ALTHOUGH he had many of the qualities of a first-division jazz soloist, the baritone saxophonist Haywood Henry always seemed to be regarded as a second-division player. Most great musicians at some time need the luck of being in the right place at the right time. Henry managed to be often at the right place but the time was always wrong.
An exuberant and articulate soloist, he substituted for Harry Carney in the Duke Ellington Orchestra when Carney was ill, but dead men's boots wouldn't fit, for Carney remained with Ellington from 1927 until his death in 1974 and then the British baritonist Joe Temperley was given the job, because he had risen to such eminence and surpassed Henry's abilities.
Haywood Henry took up the clarinet while a student at the Alabama State Teachers College in Montgomery. He was a prodigious athlete and during his college career ran the 100 yards in less than 10 seconds. Were it not for the racial barriers in contemporary Alabama he would undoubtedly have become an outstanding professional football player. One of his classmates was the trumpeter Dud Bascomb and together with the trumpeter Erskine Hawkins they joined the co-operative band the 'Bama State Collegians in 1931. Hawkins was a flashy player, who won audiences by playing 100 top Cs on the band's version of 'Shine' (when Louis Armstrong had done it earlier on a record it didn't sound contrived). The band elected Hawkins their leader in 1936 and Henry stayed there until Hawkins's cut down to a quartet in 1960, but Henry returned for the many band revivals.
His work with Hawkins allowed Henry plenty of time to work with other leaders and he joined the rhythm-and-blues band of Tiny Grimes in the early Fifties. He held the baritone chair in the Fletcher Henderson Reunion band in 1957 and in 1958, apart from distinguishing himself with the Henderson band, made his finest solo recordings with the ex-Ellington cornettist Rex Stewart.

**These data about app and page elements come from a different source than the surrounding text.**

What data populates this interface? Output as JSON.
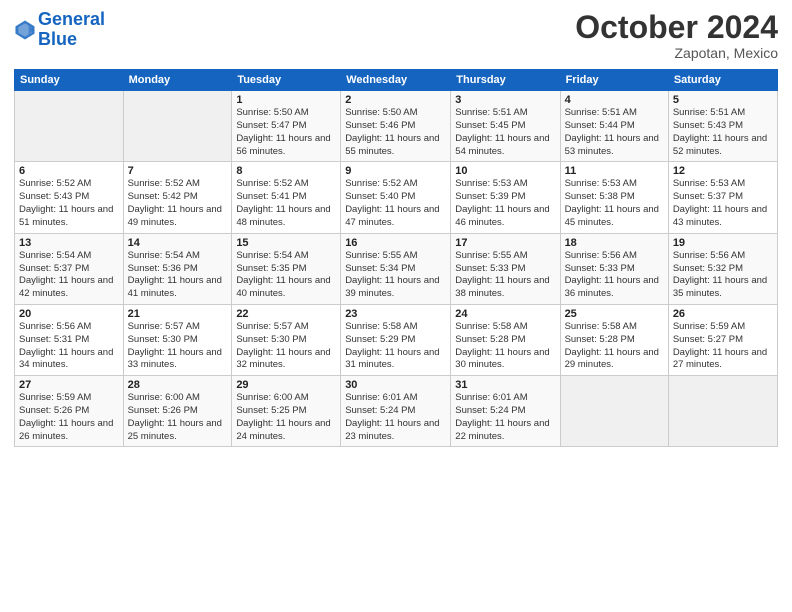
{
  "header": {
    "logo_line1": "General",
    "logo_line2": "Blue",
    "month": "October 2024",
    "location": "Zapotan, Mexico"
  },
  "weekdays": [
    "Sunday",
    "Monday",
    "Tuesday",
    "Wednesday",
    "Thursday",
    "Friday",
    "Saturday"
  ],
  "weeks": [
    [
      {
        "day": "",
        "empty": true
      },
      {
        "day": "",
        "empty": true
      },
      {
        "day": "1",
        "sunrise": "Sunrise: 5:50 AM",
        "sunset": "Sunset: 5:47 PM",
        "daylight": "Daylight: 11 hours and 56 minutes."
      },
      {
        "day": "2",
        "sunrise": "Sunrise: 5:50 AM",
        "sunset": "Sunset: 5:46 PM",
        "daylight": "Daylight: 11 hours and 55 minutes."
      },
      {
        "day": "3",
        "sunrise": "Sunrise: 5:51 AM",
        "sunset": "Sunset: 5:45 PM",
        "daylight": "Daylight: 11 hours and 54 minutes."
      },
      {
        "day": "4",
        "sunrise": "Sunrise: 5:51 AM",
        "sunset": "Sunset: 5:44 PM",
        "daylight": "Daylight: 11 hours and 53 minutes."
      },
      {
        "day": "5",
        "sunrise": "Sunrise: 5:51 AM",
        "sunset": "Sunset: 5:43 PM",
        "daylight": "Daylight: 11 hours and 52 minutes."
      }
    ],
    [
      {
        "day": "6",
        "sunrise": "Sunrise: 5:52 AM",
        "sunset": "Sunset: 5:43 PM",
        "daylight": "Daylight: 11 hours and 51 minutes."
      },
      {
        "day": "7",
        "sunrise": "Sunrise: 5:52 AM",
        "sunset": "Sunset: 5:42 PM",
        "daylight": "Daylight: 11 hours and 49 minutes."
      },
      {
        "day": "8",
        "sunrise": "Sunrise: 5:52 AM",
        "sunset": "Sunset: 5:41 PM",
        "daylight": "Daylight: 11 hours and 48 minutes."
      },
      {
        "day": "9",
        "sunrise": "Sunrise: 5:52 AM",
        "sunset": "Sunset: 5:40 PM",
        "daylight": "Daylight: 11 hours and 47 minutes."
      },
      {
        "day": "10",
        "sunrise": "Sunrise: 5:53 AM",
        "sunset": "Sunset: 5:39 PM",
        "daylight": "Daylight: 11 hours and 46 minutes."
      },
      {
        "day": "11",
        "sunrise": "Sunrise: 5:53 AM",
        "sunset": "Sunset: 5:38 PM",
        "daylight": "Daylight: 11 hours and 45 minutes."
      },
      {
        "day": "12",
        "sunrise": "Sunrise: 5:53 AM",
        "sunset": "Sunset: 5:37 PM",
        "daylight": "Daylight: 11 hours and 43 minutes."
      }
    ],
    [
      {
        "day": "13",
        "sunrise": "Sunrise: 5:54 AM",
        "sunset": "Sunset: 5:37 PM",
        "daylight": "Daylight: 11 hours and 42 minutes."
      },
      {
        "day": "14",
        "sunrise": "Sunrise: 5:54 AM",
        "sunset": "Sunset: 5:36 PM",
        "daylight": "Daylight: 11 hours and 41 minutes."
      },
      {
        "day": "15",
        "sunrise": "Sunrise: 5:54 AM",
        "sunset": "Sunset: 5:35 PM",
        "daylight": "Daylight: 11 hours and 40 minutes."
      },
      {
        "day": "16",
        "sunrise": "Sunrise: 5:55 AM",
        "sunset": "Sunset: 5:34 PM",
        "daylight": "Daylight: 11 hours and 39 minutes."
      },
      {
        "day": "17",
        "sunrise": "Sunrise: 5:55 AM",
        "sunset": "Sunset: 5:33 PM",
        "daylight": "Daylight: 11 hours and 38 minutes."
      },
      {
        "day": "18",
        "sunrise": "Sunrise: 5:56 AM",
        "sunset": "Sunset: 5:33 PM",
        "daylight": "Daylight: 11 hours and 36 minutes."
      },
      {
        "day": "19",
        "sunrise": "Sunrise: 5:56 AM",
        "sunset": "Sunset: 5:32 PM",
        "daylight": "Daylight: 11 hours and 35 minutes."
      }
    ],
    [
      {
        "day": "20",
        "sunrise": "Sunrise: 5:56 AM",
        "sunset": "Sunset: 5:31 PM",
        "daylight": "Daylight: 11 hours and 34 minutes."
      },
      {
        "day": "21",
        "sunrise": "Sunrise: 5:57 AM",
        "sunset": "Sunset: 5:30 PM",
        "daylight": "Daylight: 11 hours and 33 minutes."
      },
      {
        "day": "22",
        "sunrise": "Sunrise: 5:57 AM",
        "sunset": "Sunset: 5:30 PM",
        "daylight": "Daylight: 11 hours and 32 minutes."
      },
      {
        "day": "23",
        "sunrise": "Sunrise: 5:58 AM",
        "sunset": "Sunset: 5:29 PM",
        "daylight": "Daylight: 11 hours and 31 minutes."
      },
      {
        "day": "24",
        "sunrise": "Sunrise: 5:58 AM",
        "sunset": "Sunset: 5:28 PM",
        "daylight": "Daylight: 11 hours and 30 minutes."
      },
      {
        "day": "25",
        "sunrise": "Sunrise: 5:58 AM",
        "sunset": "Sunset: 5:28 PM",
        "daylight": "Daylight: 11 hours and 29 minutes."
      },
      {
        "day": "26",
        "sunrise": "Sunrise: 5:59 AM",
        "sunset": "Sunset: 5:27 PM",
        "daylight": "Daylight: 11 hours and 27 minutes."
      }
    ],
    [
      {
        "day": "27",
        "sunrise": "Sunrise: 5:59 AM",
        "sunset": "Sunset: 5:26 PM",
        "daylight": "Daylight: 11 hours and 26 minutes."
      },
      {
        "day": "28",
        "sunrise": "Sunrise: 6:00 AM",
        "sunset": "Sunset: 5:26 PM",
        "daylight": "Daylight: 11 hours and 25 minutes."
      },
      {
        "day": "29",
        "sunrise": "Sunrise: 6:00 AM",
        "sunset": "Sunset: 5:25 PM",
        "daylight": "Daylight: 11 hours and 24 minutes."
      },
      {
        "day": "30",
        "sunrise": "Sunrise: 6:01 AM",
        "sunset": "Sunset: 5:24 PM",
        "daylight": "Daylight: 11 hours and 23 minutes."
      },
      {
        "day": "31",
        "sunrise": "Sunrise: 6:01 AM",
        "sunset": "Sunset: 5:24 PM",
        "daylight": "Daylight: 11 hours and 22 minutes."
      },
      {
        "day": "",
        "empty": true
      },
      {
        "day": "",
        "empty": true
      }
    ]
  ]
}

In the early Sixties he joined Wilbur de Paris and his New New Orleans Band and gained world-wide notice when he toured with the ubiquitous pianist Earl Hines from 1969 to 1970. He recorded with Sy Oliver and Ella Fitzgerald during 1971 and toured Europe again with Oliver and then with the New York Jazz Repertory Company. He returned to Europe again during the 1980s with Panama Francis and His Savoy Sultans, visiting Britain with them, where his remarkable facial resemblance to the actor Sid James was noted if not admired.

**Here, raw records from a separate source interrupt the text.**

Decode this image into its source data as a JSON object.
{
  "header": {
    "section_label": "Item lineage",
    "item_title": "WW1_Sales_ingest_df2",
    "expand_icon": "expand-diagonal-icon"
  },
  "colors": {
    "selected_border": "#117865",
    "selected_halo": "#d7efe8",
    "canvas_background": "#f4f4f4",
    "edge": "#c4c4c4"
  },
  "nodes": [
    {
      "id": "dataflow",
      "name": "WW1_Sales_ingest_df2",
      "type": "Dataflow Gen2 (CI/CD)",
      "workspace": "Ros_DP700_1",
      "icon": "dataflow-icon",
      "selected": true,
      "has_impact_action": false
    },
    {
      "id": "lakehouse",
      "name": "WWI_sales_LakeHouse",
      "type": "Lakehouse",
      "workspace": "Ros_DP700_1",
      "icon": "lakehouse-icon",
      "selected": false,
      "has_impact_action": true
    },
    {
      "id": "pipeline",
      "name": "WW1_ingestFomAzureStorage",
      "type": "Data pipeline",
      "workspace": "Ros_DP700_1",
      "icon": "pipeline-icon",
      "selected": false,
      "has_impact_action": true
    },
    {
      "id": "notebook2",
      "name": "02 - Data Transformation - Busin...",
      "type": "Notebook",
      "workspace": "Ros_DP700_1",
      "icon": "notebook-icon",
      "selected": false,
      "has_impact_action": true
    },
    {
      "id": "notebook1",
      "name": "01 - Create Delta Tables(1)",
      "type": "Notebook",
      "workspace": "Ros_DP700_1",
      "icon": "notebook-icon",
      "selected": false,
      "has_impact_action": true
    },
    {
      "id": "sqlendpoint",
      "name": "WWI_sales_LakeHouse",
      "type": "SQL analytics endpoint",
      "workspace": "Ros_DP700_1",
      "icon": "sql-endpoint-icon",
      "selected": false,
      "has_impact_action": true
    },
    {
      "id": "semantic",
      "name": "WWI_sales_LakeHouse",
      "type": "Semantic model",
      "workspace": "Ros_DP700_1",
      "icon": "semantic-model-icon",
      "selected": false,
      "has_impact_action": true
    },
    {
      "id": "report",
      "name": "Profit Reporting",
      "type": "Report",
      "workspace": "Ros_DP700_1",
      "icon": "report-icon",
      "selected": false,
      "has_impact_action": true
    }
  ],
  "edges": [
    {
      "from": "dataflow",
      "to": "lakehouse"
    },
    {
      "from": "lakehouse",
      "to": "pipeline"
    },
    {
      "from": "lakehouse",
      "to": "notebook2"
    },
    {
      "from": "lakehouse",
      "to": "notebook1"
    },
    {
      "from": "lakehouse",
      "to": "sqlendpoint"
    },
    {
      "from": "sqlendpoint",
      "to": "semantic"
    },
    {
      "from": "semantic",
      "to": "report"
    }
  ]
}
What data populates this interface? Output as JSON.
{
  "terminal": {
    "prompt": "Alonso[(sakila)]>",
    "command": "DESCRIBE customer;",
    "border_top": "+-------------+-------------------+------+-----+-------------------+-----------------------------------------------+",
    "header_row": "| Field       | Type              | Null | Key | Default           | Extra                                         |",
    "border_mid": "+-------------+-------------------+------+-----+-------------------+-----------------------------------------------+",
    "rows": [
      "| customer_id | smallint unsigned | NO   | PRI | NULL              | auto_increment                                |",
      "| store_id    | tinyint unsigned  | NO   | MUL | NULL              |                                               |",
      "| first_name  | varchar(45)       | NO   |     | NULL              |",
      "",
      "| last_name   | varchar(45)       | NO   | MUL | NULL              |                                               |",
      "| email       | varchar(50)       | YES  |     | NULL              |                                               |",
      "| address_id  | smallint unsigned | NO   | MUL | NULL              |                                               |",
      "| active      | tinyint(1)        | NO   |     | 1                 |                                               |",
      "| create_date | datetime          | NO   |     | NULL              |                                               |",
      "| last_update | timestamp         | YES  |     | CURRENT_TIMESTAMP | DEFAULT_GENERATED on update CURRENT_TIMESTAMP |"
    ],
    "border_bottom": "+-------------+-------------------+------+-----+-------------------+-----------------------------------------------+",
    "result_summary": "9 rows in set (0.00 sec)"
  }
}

During one of his trips to Europe he told the British publisher Alyn Shipton that he had written an autobiography which he described as sensational in jazz terms. Shipton's hands were tied since Henry refused to let anyone see the work. Henry continued to freelance in New York until recently often leading his own groups in clubs.Reuse content